## About this exercise
The answer must consist of each line of the records below that contains the string "tareas".

Material for this exercise section start

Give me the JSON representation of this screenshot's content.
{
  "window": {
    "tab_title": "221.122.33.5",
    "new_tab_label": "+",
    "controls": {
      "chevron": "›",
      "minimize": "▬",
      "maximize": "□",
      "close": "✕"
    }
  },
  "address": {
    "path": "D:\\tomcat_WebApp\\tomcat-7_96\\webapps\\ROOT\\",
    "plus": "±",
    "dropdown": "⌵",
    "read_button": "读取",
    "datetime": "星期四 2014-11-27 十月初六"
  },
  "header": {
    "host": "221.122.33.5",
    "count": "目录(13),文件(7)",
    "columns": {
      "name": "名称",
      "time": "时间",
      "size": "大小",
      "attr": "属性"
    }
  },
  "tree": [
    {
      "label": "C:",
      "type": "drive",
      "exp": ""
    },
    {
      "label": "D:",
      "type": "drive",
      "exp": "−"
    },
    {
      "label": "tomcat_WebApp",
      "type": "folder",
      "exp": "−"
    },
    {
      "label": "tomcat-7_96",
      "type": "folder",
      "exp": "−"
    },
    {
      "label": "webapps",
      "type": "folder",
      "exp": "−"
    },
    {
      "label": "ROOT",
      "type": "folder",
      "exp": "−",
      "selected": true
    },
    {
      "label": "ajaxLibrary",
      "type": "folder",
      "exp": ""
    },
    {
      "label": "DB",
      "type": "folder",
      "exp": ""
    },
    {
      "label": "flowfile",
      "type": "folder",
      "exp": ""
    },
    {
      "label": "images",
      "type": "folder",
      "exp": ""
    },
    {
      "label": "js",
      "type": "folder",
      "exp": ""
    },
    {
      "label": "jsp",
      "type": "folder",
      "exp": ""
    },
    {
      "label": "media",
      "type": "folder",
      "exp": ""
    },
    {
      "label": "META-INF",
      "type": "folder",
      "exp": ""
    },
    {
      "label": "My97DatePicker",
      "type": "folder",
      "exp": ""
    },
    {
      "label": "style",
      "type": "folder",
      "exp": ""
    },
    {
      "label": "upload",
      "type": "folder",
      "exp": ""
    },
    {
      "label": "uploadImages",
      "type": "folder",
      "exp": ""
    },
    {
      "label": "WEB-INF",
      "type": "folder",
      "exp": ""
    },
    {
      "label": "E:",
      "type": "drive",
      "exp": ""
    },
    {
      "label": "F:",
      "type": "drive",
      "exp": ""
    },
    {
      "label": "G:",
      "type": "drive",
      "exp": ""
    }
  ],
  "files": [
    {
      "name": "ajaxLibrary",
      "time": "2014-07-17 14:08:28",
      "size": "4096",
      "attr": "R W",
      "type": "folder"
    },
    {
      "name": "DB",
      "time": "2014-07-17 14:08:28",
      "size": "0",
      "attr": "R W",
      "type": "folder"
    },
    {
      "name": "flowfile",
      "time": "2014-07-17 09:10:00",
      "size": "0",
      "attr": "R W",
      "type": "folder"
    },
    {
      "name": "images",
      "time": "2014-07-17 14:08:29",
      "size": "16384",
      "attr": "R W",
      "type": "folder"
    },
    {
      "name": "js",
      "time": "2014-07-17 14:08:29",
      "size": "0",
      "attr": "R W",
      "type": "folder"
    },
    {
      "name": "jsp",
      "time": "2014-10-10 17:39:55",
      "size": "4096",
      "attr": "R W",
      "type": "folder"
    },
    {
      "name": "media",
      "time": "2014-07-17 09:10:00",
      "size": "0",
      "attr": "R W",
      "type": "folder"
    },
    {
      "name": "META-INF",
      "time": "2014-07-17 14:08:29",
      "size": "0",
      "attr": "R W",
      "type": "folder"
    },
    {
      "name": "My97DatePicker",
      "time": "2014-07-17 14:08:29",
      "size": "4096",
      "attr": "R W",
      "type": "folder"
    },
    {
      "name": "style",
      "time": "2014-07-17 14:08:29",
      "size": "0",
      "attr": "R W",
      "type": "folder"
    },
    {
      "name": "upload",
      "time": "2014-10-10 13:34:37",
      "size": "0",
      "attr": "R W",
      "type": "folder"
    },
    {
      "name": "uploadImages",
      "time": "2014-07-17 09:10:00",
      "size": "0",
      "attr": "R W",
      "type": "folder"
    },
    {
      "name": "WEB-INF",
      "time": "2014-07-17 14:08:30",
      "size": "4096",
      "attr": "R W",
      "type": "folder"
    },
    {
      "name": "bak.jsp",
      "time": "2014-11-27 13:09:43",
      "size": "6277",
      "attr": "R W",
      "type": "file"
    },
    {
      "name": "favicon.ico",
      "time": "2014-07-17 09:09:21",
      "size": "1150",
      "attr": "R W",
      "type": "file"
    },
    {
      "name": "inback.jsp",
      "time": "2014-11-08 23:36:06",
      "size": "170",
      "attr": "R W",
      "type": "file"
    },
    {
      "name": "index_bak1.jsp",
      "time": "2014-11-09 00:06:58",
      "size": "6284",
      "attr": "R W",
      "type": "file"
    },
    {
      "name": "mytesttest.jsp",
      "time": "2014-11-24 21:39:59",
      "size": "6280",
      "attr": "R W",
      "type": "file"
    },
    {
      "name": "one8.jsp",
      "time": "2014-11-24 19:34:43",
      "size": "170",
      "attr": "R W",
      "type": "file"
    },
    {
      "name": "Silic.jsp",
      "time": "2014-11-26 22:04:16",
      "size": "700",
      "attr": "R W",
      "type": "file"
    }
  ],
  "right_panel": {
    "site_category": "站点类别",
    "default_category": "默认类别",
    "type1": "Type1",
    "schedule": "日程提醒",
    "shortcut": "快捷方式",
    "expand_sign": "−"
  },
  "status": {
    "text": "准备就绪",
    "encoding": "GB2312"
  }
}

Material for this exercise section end
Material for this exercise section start

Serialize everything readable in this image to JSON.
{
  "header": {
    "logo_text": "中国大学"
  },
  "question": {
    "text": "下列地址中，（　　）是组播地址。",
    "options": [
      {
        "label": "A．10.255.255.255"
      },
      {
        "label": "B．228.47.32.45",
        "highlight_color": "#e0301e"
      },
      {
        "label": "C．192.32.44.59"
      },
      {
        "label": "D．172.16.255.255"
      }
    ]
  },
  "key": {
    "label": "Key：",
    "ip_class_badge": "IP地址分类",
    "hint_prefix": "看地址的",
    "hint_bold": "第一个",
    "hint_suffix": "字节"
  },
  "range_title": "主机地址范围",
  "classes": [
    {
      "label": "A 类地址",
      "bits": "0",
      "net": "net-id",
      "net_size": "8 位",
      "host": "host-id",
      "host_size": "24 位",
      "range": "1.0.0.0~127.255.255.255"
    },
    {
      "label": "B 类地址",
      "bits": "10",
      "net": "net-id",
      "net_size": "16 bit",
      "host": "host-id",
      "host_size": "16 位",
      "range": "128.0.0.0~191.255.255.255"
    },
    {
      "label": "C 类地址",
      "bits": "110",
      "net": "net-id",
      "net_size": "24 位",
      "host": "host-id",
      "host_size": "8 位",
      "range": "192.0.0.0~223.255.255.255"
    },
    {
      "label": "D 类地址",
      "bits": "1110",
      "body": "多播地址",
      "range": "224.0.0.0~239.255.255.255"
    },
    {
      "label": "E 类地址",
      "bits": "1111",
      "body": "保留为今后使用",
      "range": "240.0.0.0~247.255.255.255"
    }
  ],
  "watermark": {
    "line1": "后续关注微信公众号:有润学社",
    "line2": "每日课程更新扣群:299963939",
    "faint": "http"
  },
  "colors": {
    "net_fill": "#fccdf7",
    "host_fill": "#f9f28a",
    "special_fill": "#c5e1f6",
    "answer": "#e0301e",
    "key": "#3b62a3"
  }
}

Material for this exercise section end
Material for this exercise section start

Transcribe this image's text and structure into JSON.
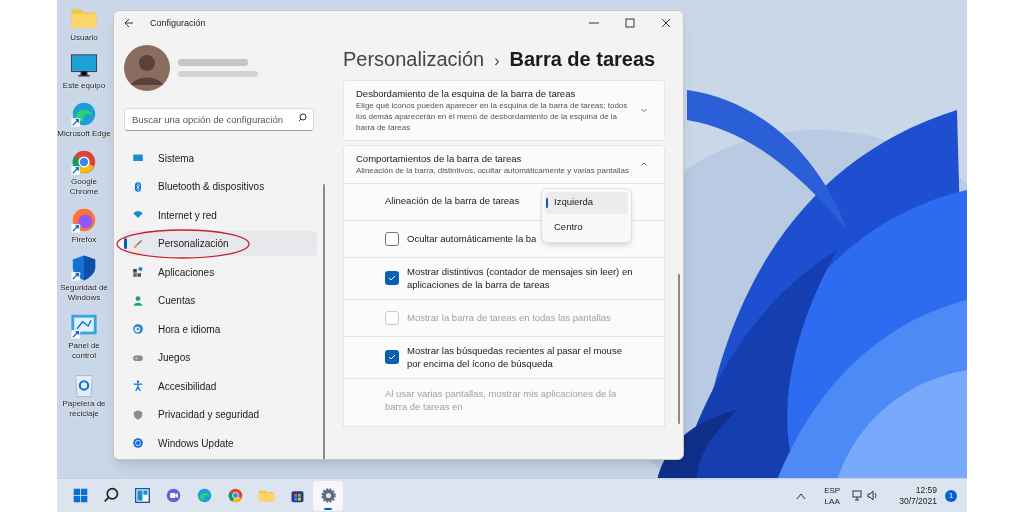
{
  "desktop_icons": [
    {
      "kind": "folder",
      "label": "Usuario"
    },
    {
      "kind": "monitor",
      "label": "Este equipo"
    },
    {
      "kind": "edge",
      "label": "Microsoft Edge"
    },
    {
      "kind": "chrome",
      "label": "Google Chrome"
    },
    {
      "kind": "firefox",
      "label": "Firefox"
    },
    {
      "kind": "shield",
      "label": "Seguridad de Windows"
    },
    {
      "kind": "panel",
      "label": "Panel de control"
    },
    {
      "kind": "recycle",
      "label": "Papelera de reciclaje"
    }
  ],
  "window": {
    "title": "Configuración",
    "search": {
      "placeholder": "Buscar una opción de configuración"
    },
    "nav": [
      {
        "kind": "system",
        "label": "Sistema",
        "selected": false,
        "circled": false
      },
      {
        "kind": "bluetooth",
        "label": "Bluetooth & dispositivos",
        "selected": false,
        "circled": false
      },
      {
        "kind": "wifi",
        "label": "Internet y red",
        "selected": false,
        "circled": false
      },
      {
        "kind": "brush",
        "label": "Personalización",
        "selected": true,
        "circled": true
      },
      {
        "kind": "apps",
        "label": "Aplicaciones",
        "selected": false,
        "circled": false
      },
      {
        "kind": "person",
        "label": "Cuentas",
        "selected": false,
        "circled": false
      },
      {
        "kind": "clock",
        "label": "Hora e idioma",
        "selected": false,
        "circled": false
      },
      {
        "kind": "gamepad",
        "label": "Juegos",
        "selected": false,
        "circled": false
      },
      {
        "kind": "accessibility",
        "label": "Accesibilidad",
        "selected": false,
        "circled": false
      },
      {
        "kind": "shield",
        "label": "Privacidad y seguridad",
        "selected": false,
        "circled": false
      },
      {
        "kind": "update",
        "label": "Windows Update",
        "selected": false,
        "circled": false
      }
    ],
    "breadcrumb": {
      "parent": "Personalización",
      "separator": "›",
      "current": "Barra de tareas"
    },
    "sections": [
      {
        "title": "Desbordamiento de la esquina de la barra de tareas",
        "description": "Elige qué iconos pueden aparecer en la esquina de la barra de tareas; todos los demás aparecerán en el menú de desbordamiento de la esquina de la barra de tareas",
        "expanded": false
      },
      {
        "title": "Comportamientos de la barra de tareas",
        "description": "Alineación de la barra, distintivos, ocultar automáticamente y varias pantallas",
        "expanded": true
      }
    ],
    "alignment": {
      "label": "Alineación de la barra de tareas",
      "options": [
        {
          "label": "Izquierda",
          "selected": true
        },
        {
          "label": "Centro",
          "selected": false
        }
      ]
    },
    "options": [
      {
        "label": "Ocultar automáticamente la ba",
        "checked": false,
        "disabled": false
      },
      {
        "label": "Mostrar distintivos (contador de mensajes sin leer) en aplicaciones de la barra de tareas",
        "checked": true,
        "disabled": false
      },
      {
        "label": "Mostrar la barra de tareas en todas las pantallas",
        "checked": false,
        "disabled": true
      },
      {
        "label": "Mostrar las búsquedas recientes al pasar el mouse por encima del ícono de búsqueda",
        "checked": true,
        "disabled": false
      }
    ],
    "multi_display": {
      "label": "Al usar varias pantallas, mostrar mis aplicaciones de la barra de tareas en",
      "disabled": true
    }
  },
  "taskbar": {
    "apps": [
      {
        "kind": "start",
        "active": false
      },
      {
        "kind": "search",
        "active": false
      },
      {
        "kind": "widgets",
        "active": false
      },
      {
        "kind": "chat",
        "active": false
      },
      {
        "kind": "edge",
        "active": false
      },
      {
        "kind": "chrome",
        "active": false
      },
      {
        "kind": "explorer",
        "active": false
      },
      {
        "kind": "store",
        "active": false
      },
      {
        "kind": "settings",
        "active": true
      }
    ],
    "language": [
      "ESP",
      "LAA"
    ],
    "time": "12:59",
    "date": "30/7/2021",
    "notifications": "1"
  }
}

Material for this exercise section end

## Finished exercise
      "current": "Barra de tareas"
        "title": "Desbordamiento de la esquina de la barra de tareas",
        "description": "Elige qué iconos pueden aparecer en la esquina de la barra de tareas; todos los demás aparecerán en el menú de desbordamiento de la esquina de la barra de tareas",
        "title": "Comportamientos de la barra de tareas",
      "label": "Alineación de la barra de tareas",
        "label": "Mostrar distintivos (contador de mensajes sin leer) en aplicaciones de la barra de tareas",
        "label": "Mostrar la barra de tareas en todas las pantallas",
      "label": "Al usar varias pantallas, mostrar mis aplicaciones de la barra de tareas en",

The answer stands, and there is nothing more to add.